#### Your goal
In the entries that follow, find the word "when" and report each line it is on.
---------- Source records
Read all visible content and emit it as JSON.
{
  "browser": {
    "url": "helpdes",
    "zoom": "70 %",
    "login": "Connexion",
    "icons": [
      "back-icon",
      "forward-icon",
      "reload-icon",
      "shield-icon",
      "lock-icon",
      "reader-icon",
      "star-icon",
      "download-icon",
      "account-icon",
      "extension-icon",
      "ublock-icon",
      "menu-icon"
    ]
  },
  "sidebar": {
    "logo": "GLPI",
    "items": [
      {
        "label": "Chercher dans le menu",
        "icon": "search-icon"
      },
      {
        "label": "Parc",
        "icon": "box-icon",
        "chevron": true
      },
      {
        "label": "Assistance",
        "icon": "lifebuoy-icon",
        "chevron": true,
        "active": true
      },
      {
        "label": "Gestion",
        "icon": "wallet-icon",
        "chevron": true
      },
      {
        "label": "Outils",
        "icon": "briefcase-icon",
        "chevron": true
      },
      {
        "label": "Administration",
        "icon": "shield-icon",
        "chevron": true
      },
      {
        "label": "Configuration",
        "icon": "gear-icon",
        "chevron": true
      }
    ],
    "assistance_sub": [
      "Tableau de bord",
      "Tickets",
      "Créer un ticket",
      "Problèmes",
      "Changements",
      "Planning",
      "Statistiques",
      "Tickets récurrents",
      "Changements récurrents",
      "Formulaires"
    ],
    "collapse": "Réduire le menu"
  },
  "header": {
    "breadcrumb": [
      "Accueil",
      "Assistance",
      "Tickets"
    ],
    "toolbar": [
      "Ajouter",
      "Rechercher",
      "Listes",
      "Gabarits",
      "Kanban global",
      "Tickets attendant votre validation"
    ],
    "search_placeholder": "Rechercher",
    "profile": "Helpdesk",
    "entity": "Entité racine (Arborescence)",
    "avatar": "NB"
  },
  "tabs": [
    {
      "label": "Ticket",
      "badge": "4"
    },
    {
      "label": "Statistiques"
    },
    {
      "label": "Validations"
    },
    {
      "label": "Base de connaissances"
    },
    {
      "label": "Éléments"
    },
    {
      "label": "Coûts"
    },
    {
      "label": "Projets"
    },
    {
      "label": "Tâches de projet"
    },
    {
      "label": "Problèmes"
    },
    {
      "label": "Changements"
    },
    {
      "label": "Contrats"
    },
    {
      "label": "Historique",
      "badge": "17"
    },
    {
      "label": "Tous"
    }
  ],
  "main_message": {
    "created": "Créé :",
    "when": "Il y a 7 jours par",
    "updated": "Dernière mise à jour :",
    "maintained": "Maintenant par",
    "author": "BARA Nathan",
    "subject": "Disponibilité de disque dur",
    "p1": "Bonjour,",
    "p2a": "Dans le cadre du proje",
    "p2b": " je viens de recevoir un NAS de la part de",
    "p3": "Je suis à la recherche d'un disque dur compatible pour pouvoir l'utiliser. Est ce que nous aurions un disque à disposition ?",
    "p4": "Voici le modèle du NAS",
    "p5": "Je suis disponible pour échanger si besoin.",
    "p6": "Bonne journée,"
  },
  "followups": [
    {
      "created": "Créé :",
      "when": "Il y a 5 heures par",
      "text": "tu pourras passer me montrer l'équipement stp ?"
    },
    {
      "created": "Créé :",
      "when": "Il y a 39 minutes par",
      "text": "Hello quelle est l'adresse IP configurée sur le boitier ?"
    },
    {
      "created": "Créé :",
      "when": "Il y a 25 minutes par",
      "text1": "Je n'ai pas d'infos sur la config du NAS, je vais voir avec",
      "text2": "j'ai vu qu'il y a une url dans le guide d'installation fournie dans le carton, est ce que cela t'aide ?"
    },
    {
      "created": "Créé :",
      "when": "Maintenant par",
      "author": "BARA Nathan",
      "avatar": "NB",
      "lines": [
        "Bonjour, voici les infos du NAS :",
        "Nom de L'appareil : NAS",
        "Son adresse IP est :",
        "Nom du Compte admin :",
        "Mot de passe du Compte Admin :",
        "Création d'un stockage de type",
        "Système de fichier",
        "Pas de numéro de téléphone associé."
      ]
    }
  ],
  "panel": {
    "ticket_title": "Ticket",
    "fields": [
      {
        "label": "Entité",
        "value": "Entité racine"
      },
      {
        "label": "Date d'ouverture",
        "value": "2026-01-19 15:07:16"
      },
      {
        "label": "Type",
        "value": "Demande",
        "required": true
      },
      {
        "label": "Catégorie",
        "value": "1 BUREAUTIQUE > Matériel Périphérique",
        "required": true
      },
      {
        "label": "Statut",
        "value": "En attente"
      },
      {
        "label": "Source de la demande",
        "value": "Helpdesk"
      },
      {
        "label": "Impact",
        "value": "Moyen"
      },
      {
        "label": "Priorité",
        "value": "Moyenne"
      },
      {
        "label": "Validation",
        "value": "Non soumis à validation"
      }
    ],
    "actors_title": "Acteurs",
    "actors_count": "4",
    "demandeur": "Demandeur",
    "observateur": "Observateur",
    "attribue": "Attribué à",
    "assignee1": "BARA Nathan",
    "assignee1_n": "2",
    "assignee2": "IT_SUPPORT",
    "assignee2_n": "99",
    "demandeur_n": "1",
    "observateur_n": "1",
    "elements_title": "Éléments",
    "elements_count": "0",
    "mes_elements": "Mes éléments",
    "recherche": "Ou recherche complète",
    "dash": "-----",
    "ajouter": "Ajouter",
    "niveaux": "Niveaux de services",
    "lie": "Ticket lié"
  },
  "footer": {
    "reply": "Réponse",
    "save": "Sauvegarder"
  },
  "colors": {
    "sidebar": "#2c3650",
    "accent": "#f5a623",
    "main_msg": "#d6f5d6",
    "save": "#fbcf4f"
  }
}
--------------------
#### Answer to this task
    "when": "Il y a 7 jours par",
      "when": "Il y a 5 heures par",
      "when": "Il y a 39 minutes par",
      "when": "Il y a 25 minutes par",
      "when": "Maintenant par",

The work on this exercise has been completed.